Welcome to the only official site for People Like Us and Vicki Bennett
Since 1991 British artist Vicki Bennett has been working across the field of audio-visual collage, and is recognised as an influential and pioneering figure in the still growing area of sampling, appropriation and cutting up of found footage and archives. Working under the name People Like Us, Vicki specialises in the manipulation and reworking of original sources from both the experimental and popular worlds of music, film and radio. People Like Us believe in open access to archives for creative use. In 2006 she was the first artist to be given unrestricted access to the entire BBC Archive. People Like Us have previously shown work at, amongst others, Tate Modern, Whitechapel Gallery, The Barbican, Centro de Cultura Digital, Maxxi and Sonar, and performed radio sessions for John Peel and Mixing It. She has an ongoing sound art radio show 'DO or DIY' on WFMU. The People Like Us back catalogue is available for free download hosted by UbuWeb.
Nothing Can Turn Into A Void – a documentary film about People Like Us has been screening in cinemas and festivals since Autumn 2015. Currently, Vicki is focussing on expanding both audio and moving image work for a multiscreen and multi-speakered environment with Recombinant Media Labs, with a new 10 screen work "Gone, Gone Beyond" and there will be a new People Like Us live performance "The Mirror" premiering at FACT, Liverpool in Spring 2018.
Using the internet and file sharing as our primary means of communication and collaboration, People Like Us & Ergo Phizmiz have produced this material over a period of almost a year (Spring-Winter 2006-7).

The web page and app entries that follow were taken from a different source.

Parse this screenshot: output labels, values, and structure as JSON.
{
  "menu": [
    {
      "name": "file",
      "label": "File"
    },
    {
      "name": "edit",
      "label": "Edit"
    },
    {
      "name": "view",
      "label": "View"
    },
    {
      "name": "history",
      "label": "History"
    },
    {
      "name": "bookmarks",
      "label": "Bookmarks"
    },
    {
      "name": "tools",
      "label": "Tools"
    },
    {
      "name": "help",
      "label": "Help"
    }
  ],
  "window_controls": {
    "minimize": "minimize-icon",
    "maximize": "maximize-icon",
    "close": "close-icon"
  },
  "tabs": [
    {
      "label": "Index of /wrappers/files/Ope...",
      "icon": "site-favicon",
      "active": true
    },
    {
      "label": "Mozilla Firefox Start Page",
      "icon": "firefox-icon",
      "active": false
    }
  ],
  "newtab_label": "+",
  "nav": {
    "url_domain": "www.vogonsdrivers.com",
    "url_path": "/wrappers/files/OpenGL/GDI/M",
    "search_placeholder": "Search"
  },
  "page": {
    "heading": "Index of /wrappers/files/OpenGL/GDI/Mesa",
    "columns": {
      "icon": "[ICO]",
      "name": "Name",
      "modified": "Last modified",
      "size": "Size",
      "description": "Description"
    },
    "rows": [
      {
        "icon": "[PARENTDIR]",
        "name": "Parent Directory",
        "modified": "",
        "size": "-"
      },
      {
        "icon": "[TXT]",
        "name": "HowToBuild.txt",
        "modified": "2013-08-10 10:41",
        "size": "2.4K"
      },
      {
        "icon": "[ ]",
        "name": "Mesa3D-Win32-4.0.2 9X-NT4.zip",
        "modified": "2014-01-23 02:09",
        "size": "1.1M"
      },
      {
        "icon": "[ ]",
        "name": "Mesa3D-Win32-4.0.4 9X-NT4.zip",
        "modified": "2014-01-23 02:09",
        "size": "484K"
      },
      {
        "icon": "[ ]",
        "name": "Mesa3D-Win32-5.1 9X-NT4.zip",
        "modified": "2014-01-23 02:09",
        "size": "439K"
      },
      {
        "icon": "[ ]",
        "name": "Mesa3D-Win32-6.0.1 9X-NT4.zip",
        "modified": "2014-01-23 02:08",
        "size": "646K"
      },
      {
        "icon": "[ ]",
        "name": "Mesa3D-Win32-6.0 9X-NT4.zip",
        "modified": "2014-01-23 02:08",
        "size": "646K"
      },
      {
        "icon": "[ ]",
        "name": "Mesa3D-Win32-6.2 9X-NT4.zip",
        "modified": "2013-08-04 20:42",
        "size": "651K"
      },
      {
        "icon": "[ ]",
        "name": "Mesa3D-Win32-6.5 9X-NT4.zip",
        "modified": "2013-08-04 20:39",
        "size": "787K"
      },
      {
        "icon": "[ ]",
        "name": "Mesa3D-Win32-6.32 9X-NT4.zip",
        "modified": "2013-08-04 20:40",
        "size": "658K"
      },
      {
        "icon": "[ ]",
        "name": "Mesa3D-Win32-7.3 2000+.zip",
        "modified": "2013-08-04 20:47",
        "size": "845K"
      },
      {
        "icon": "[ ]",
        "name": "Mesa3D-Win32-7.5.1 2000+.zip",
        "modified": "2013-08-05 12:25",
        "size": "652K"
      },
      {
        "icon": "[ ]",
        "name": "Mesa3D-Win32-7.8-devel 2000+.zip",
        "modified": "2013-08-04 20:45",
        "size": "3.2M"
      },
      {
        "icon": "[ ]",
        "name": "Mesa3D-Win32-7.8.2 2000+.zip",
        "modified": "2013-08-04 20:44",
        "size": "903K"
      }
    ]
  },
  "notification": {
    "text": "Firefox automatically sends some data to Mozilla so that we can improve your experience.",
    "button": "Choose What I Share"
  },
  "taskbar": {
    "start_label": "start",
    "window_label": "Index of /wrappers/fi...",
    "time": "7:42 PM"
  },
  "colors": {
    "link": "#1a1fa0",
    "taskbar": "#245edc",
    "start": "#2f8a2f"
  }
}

These recordings document a collaborative research and development process using live performance (with vintage dansette turntables and vinyl dubplates), a CDr album ("Boots!"), a 10" vinyl record ("Honeysuckle Boulevard"), and a CD album ("Perpetuum Mobile").The files available here constitute the research, CDr, and the live performance. The concert is represented by an edit from that which was recorded through the mixing desk and miked up record players, a full unedited microphone recording, and an archive of the tracks which were used on the vinyl dubplates – comprising music from the research period split across various records either through splits in time (so one minute of the track may play on one deck, the next three minutes on another player, etc) or through splits in the actual layers on the tracks (so two or more records playing simultaneously would create the "full" track).